## Directions
Print exactly, and only, the lines running from the line containing "Read all visible" through the end of the records below.

*** Opening Record extracts ***

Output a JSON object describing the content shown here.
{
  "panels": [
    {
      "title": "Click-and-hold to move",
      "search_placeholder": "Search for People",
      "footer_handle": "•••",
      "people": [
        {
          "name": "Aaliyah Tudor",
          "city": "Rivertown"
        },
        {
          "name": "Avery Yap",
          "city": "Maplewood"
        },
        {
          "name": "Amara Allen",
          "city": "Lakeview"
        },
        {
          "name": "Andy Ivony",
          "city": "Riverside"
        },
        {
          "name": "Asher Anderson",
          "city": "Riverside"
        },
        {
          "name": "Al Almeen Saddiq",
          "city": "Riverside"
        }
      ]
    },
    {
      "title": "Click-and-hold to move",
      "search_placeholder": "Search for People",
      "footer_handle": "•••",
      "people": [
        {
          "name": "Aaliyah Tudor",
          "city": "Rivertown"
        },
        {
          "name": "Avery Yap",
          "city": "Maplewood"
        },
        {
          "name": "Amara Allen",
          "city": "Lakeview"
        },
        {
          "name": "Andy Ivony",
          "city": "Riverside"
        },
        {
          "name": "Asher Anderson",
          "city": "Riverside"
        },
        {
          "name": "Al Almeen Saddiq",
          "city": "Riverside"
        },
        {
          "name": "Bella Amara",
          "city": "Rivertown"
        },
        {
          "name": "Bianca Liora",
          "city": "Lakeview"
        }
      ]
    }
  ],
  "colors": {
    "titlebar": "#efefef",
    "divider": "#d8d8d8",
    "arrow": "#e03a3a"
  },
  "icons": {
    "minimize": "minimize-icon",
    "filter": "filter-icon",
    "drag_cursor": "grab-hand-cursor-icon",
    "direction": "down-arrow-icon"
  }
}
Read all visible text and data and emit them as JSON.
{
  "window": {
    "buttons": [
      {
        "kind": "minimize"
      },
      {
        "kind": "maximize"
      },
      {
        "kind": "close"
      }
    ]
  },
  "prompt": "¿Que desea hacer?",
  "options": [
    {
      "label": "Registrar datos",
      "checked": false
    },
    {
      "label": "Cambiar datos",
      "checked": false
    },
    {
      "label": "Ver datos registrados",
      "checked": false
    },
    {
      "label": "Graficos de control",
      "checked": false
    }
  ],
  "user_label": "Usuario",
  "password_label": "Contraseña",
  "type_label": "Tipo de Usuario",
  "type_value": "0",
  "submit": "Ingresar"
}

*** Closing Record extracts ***

## Answer space
Read all visible text and data and emit them as JSON.
{
  "window": {
    "buttons": [
      {
        "kind": "minimize"
      },
      {
        "kind": "maximize"
      },
      {
        "kind": "close"
      }
    ]
  },
  "prompt": "¿Que desea hacer?",
  "options": [
    {
      "label": "Registrar datos",
      "checked": false
    },
    {
      "label": "Cambiar datos",
      "checked": false
    },
    {
      "label": "Ver datos registrados",
      "checked": false
    },
    {
      "label": "Graficos de control",
      "checked": false
    }
  ],
  "user_label": "Usuario",
  "password_label": "Contraseña",
  "type_label": "Tipo de Usuario",
  "type_value": "0",
  "submit": "Ingresar"
}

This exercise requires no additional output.